- [TO DO]
A copy is needed of each line in the records that has the word "JSON".

______________________________

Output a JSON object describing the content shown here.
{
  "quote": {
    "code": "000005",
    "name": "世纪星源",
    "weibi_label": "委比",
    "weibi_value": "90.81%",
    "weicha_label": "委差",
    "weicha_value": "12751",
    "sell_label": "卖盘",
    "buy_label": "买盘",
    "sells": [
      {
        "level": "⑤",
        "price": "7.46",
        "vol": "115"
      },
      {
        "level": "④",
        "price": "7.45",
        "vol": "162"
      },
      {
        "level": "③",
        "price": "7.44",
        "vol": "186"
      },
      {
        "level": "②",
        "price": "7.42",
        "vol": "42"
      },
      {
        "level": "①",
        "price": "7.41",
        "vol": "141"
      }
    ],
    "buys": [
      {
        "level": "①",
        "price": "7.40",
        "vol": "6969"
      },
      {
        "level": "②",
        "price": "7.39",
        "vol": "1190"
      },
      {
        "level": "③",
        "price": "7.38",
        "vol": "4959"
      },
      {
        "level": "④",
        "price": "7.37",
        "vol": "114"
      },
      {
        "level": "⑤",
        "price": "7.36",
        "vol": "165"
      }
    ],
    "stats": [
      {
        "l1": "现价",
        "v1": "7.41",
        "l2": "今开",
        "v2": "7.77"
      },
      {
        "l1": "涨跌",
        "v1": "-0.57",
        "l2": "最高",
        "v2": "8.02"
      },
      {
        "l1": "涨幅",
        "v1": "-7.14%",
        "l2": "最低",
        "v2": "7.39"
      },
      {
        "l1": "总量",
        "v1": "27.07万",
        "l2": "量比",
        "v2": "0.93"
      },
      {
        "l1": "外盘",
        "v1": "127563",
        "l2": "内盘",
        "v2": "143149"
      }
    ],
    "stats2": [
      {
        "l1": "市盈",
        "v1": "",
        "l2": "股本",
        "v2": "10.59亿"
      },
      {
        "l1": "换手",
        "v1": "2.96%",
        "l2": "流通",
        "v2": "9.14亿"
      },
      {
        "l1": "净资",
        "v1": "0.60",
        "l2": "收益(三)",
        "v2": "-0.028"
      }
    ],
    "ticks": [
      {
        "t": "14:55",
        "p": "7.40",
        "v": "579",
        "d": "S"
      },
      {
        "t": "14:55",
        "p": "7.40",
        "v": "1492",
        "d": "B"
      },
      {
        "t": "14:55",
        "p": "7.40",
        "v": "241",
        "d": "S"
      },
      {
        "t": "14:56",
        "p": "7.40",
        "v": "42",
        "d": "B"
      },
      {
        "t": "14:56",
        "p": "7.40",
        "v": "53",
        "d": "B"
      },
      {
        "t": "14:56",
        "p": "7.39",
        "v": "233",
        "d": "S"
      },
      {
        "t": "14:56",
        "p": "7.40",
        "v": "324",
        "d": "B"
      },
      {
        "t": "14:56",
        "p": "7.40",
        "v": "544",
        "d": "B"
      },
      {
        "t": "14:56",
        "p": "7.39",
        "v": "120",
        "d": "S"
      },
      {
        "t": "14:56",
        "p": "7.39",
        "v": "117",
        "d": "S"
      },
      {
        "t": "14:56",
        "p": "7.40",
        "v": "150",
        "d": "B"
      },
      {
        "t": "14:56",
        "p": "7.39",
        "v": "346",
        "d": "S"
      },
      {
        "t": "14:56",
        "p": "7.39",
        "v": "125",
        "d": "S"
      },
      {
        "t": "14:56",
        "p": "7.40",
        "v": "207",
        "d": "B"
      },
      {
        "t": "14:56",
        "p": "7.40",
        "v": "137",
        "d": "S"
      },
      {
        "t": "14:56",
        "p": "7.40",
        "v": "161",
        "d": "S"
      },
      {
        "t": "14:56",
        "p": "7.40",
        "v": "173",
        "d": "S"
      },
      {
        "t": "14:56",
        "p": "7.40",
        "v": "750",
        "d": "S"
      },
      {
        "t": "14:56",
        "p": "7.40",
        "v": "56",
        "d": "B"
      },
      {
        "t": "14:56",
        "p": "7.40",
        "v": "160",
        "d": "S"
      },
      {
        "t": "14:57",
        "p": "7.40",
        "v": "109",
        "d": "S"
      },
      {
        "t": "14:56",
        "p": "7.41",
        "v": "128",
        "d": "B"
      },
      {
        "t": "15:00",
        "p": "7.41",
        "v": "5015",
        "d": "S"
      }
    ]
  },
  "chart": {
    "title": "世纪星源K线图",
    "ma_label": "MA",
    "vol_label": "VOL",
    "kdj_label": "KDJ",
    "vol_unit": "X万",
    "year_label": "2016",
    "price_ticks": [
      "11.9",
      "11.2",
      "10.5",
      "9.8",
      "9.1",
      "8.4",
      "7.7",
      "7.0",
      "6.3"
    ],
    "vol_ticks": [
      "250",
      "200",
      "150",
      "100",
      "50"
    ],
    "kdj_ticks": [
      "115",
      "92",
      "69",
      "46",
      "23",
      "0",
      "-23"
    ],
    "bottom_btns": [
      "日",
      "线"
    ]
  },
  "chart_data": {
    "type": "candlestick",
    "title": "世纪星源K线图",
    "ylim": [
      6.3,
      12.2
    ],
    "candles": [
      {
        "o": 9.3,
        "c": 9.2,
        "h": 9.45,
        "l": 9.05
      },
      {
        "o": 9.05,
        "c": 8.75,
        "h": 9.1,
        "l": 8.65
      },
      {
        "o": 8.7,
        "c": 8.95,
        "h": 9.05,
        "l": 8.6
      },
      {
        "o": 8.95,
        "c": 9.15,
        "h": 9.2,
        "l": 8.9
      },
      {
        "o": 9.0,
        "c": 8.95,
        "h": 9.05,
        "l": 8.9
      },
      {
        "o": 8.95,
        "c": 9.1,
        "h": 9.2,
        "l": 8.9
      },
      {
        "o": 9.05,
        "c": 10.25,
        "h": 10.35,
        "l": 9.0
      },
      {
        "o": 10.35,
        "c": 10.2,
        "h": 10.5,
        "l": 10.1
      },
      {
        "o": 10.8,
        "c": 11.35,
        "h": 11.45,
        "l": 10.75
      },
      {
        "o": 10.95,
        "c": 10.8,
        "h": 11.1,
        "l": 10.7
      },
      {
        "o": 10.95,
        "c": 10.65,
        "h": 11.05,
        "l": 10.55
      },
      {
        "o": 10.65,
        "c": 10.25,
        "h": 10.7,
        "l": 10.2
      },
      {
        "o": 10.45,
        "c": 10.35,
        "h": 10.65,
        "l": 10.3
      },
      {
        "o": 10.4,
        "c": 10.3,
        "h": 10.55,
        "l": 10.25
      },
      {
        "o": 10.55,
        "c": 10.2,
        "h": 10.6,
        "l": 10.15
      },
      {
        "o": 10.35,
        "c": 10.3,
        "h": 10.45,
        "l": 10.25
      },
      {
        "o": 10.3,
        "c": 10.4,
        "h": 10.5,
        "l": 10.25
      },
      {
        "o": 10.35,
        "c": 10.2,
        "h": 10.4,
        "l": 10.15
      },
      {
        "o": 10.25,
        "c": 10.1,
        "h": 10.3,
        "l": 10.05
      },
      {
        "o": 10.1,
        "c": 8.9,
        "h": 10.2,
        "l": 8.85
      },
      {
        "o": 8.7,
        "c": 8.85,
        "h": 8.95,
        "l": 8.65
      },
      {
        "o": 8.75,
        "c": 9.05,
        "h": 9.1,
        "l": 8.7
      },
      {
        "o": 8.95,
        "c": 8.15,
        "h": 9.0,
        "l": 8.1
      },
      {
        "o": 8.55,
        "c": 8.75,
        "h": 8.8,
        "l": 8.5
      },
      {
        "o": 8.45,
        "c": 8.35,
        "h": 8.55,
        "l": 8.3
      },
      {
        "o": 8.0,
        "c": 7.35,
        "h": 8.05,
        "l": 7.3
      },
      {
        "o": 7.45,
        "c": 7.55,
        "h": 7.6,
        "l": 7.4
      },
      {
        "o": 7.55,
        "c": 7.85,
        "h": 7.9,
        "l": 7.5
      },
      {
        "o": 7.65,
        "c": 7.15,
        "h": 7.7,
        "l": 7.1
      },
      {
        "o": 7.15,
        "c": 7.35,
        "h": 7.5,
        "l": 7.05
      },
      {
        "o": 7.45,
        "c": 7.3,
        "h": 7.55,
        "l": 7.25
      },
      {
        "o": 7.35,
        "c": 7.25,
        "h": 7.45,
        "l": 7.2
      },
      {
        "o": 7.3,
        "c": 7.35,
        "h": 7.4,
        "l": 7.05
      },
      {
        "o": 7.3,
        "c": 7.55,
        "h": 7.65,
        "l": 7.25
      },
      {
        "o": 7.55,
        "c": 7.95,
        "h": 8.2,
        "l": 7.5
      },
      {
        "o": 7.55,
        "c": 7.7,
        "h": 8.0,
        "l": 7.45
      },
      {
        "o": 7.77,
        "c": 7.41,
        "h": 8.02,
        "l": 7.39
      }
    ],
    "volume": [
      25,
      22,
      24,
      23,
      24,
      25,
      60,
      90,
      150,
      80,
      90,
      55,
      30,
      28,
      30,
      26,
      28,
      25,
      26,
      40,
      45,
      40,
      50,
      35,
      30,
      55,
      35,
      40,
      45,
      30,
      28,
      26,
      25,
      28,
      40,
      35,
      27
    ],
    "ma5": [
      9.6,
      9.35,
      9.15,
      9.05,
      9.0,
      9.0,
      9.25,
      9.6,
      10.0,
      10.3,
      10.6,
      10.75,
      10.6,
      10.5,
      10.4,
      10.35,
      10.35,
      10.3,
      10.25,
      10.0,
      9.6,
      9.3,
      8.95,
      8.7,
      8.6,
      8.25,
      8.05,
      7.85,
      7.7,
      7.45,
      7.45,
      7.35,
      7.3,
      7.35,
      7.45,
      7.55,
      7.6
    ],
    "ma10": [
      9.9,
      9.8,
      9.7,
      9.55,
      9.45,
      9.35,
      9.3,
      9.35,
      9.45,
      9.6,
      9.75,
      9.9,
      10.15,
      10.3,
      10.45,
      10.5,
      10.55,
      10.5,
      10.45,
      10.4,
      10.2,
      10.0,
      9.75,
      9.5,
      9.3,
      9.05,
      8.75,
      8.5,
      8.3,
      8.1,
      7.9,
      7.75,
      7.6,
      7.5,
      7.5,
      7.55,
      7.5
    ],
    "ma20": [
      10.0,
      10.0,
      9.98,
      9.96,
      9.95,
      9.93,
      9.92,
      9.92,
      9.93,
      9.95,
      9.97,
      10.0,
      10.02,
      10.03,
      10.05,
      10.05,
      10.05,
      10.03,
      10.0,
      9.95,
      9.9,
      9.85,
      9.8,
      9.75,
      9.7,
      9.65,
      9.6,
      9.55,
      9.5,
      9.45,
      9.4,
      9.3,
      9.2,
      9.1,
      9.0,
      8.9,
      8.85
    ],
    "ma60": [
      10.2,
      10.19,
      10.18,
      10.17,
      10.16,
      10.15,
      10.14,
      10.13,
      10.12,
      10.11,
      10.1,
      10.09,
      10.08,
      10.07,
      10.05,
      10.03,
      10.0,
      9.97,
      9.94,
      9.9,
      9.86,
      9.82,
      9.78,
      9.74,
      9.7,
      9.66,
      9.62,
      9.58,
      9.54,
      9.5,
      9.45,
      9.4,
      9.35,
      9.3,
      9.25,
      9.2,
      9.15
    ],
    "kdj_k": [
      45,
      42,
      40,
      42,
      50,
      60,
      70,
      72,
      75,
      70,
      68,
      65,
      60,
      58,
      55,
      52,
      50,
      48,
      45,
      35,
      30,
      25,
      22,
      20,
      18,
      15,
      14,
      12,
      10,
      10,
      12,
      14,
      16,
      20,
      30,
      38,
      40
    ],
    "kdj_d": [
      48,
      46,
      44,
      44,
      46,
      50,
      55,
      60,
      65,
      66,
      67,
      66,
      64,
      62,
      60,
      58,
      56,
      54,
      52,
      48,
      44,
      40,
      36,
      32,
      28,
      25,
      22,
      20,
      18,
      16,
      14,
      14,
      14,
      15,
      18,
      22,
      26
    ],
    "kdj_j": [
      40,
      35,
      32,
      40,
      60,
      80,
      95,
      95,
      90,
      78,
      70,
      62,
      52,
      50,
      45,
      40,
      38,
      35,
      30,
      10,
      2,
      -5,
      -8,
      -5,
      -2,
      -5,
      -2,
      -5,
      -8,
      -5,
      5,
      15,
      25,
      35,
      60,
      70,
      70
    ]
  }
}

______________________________

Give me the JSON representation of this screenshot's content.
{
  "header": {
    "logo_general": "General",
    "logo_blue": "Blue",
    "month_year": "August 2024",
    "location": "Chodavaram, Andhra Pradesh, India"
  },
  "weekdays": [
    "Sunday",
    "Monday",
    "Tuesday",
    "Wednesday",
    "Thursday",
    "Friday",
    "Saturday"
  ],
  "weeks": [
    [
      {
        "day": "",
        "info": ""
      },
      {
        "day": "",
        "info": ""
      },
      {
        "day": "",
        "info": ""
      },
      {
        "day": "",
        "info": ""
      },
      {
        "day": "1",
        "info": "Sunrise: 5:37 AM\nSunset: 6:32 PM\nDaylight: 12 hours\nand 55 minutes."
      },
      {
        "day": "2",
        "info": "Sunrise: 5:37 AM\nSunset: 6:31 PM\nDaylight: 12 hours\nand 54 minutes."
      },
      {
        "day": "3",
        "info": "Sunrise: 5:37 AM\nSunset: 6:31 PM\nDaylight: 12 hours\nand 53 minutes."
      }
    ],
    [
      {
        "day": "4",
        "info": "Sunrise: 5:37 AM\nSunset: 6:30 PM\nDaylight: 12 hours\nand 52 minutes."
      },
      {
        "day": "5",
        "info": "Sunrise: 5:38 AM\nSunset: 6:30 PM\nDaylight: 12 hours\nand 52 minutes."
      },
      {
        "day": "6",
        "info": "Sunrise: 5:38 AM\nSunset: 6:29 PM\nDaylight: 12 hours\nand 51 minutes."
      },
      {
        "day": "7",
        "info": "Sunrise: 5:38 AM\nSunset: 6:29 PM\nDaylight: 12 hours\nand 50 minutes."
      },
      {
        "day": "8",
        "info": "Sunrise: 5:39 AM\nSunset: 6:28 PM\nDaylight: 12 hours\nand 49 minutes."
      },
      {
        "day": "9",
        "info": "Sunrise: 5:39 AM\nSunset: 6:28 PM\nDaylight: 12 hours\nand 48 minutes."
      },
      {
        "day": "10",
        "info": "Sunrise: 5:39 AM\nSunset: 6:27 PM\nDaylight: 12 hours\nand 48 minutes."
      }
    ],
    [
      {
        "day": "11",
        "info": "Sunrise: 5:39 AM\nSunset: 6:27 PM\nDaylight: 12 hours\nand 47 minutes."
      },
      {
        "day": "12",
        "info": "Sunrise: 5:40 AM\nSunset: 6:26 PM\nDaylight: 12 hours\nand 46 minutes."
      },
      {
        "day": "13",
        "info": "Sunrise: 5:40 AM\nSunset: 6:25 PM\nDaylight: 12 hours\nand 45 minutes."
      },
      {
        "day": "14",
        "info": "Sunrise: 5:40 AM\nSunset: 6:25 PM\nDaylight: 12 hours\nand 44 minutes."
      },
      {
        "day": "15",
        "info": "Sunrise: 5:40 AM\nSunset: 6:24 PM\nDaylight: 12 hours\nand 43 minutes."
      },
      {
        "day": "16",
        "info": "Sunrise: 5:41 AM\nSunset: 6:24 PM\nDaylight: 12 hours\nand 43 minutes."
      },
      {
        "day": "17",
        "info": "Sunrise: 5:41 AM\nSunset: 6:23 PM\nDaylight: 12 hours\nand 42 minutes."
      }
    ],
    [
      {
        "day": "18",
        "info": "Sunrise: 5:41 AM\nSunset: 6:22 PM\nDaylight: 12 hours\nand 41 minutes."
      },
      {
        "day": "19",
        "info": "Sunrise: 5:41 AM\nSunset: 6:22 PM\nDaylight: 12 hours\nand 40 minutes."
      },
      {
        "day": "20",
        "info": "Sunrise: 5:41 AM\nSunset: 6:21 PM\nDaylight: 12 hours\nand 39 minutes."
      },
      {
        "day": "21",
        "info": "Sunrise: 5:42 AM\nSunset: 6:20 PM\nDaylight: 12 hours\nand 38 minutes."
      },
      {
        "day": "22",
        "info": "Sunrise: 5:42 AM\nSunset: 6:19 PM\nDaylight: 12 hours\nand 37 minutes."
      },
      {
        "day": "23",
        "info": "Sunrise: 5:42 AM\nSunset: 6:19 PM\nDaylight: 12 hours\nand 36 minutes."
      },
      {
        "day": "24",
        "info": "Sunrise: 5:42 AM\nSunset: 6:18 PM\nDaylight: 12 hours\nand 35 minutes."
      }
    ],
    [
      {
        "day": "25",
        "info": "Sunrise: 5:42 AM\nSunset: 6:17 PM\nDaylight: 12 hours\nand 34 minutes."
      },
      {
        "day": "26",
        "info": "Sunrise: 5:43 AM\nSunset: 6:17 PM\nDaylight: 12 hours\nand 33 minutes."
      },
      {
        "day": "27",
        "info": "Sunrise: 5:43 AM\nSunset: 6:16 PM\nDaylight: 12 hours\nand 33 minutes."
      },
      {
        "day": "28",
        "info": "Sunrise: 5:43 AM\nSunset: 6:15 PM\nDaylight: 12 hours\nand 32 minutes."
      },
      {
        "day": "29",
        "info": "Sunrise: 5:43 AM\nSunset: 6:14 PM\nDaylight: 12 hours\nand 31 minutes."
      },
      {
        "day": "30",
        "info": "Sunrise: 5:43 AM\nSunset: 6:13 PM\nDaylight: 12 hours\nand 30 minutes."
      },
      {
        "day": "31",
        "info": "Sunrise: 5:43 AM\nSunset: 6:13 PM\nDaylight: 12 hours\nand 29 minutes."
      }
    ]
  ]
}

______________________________

- [RESULT]
Output a JSON object describing the content shown here.
Give me the JSON representation of this screenshot's content.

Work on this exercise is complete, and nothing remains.